Printing out the gradients during back propagation to inspect their values is sometimes useful in deep learning, to see if your gradients are as expected and aren’t either exploding (numbers too large) or vanishing (numbers too small). Fortunately, this is easy to do in Chainer.
Chainer provides access to the parameters in your model, and for each parameter, you can check the gradient during the back propagation step, stored in the optimizer (such as SGD or Adam). To access these, you can extend chainer.training.updaters.StandardUpdater() to additionally output the gradients, by defining your own StandardUpdater like so:
class CustomStandardUpdater(chainer.training.updaters.StandardUpdater): def __init__(self, train_iter, optimizer, device): super(CustomStandardUpdater, self).__init__( train_iter, optimizer, device=device) def update_core(self): super(CustomStandardUpdater, self).update_core() optimizer = self.get_optimizer('main') for name, param in optimizer.target.namedparams(include_uninit=False): print(name, param.grad)
In lines 9-10 you can see the parameters (weights) of your neural network being accessed through the optimizer, and for each parameter, the name and gradient is being output. This StandardUpdater can be attached to your training module as follows:
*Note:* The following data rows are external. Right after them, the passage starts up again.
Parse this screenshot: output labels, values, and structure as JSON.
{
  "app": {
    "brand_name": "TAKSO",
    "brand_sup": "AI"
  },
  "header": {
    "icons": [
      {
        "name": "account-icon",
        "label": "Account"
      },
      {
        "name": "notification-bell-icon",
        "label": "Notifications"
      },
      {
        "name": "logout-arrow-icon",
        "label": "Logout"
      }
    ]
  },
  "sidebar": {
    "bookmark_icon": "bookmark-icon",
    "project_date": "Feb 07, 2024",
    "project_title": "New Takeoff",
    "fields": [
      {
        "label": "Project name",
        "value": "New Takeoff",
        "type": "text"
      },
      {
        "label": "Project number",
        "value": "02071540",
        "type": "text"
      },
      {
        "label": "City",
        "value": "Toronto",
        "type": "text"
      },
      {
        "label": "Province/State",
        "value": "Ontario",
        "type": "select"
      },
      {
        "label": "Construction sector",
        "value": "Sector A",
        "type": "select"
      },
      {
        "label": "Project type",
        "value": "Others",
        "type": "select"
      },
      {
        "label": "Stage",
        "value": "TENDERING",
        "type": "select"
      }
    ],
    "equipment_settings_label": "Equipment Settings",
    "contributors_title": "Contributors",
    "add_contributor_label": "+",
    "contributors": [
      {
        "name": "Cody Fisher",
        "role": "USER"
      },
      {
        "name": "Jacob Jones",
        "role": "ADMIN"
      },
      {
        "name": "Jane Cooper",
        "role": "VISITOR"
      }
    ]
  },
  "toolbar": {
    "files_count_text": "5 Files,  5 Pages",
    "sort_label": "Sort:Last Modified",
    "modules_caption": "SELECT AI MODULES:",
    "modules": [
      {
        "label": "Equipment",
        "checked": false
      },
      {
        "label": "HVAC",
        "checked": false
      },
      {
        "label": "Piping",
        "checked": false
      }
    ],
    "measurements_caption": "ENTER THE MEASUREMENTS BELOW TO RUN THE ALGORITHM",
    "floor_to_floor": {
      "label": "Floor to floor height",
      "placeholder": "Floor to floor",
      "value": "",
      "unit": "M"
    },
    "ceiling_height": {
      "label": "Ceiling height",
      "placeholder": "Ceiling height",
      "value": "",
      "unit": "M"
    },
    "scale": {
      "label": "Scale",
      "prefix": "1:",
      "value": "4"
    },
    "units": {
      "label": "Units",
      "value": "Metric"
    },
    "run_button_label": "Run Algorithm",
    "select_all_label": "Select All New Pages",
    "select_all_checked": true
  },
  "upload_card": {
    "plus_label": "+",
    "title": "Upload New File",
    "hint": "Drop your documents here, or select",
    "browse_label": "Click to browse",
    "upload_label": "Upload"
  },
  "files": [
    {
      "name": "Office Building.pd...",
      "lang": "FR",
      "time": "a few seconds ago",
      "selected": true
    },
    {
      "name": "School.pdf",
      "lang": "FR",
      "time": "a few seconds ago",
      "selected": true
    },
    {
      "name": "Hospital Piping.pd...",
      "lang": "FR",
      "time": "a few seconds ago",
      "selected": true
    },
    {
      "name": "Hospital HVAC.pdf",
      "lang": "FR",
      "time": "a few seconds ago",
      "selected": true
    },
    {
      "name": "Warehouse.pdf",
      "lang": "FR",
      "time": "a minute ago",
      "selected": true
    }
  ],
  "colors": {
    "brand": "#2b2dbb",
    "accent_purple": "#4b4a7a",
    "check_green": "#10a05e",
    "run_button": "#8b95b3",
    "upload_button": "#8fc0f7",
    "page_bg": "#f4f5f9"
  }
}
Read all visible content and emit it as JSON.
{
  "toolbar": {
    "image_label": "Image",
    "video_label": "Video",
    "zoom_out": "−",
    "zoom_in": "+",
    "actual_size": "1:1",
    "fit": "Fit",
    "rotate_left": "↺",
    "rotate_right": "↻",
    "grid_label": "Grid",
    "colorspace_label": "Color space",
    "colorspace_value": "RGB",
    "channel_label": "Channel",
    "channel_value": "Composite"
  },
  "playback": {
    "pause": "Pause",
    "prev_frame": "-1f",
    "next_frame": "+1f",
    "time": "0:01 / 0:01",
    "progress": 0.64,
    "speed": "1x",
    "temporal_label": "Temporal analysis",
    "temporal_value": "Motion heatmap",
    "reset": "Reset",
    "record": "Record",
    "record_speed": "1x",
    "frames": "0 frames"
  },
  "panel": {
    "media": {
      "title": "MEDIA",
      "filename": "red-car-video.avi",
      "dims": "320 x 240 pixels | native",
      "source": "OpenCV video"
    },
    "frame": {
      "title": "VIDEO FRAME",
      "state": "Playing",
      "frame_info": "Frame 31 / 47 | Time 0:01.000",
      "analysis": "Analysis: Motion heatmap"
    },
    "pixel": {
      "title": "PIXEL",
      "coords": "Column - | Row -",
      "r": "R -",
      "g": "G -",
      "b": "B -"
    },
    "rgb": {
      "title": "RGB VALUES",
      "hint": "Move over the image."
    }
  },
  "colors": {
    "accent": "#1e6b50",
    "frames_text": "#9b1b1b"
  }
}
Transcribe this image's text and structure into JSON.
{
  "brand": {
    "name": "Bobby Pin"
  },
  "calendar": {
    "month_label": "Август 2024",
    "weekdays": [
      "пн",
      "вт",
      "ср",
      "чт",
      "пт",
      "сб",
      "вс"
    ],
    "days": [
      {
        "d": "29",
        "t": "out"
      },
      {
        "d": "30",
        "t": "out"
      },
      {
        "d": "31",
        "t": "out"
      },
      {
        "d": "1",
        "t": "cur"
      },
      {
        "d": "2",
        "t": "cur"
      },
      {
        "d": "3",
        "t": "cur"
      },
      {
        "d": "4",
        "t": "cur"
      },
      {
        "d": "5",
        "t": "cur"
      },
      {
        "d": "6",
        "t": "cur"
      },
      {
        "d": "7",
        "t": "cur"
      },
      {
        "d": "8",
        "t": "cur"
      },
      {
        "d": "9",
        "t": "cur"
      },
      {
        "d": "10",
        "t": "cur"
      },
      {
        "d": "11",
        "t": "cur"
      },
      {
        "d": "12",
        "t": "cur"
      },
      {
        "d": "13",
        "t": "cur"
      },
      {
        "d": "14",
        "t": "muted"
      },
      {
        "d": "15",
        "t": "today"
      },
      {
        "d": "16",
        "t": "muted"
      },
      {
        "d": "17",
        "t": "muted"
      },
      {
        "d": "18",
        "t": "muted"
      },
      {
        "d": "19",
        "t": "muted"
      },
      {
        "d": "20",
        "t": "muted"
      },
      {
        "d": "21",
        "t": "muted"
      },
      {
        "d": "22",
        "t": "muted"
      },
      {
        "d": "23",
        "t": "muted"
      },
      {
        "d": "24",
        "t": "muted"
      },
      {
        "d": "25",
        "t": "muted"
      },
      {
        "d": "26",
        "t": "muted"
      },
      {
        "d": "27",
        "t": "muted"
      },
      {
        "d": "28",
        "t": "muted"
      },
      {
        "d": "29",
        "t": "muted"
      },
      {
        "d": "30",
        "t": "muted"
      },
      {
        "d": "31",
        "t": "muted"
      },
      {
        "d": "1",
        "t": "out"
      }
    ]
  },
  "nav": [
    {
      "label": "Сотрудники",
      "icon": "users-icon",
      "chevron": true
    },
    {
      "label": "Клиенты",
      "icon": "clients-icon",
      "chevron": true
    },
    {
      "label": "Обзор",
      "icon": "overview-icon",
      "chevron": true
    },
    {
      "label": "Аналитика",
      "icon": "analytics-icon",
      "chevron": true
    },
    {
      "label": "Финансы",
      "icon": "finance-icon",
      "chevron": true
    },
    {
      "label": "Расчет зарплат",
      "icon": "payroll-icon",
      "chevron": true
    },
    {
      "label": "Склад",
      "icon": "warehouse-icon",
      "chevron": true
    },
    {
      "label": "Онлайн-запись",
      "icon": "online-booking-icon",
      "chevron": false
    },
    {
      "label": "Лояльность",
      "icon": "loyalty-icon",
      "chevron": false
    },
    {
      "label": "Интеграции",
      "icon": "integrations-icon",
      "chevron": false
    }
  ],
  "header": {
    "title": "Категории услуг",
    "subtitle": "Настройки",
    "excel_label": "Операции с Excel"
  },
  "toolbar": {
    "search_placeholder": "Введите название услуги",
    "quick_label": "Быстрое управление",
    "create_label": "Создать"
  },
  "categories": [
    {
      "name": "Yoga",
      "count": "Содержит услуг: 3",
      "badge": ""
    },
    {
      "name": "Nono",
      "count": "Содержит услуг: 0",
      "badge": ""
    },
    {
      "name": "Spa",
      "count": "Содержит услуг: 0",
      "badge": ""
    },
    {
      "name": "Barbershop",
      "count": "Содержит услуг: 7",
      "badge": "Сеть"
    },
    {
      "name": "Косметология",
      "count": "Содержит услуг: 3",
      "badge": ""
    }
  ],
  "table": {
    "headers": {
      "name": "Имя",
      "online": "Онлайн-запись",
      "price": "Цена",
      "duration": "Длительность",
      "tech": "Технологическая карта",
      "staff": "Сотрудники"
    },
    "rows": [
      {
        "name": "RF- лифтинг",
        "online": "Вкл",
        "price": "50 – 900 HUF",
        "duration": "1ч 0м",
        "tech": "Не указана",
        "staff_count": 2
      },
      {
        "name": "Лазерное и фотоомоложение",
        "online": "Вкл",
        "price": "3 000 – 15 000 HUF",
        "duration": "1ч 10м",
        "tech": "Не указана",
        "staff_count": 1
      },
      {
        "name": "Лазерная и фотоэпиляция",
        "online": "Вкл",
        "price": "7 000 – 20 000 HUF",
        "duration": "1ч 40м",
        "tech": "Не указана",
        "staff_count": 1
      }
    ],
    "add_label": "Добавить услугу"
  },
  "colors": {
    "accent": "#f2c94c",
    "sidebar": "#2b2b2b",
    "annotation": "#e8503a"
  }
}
model = MyChainerModel() optimizer.setup(model) optimizer = chainer.optimizers.Adam() train_iter = chainer.iterators.SerialIterator(train_dataset, batch_size=32, shuffle=True) updater = CustomStandardUpdater(train_iter, optimizer, gpu) trainer = training.Trainer(updater, stop_trigger=(100, 'epoch')) trainer.run()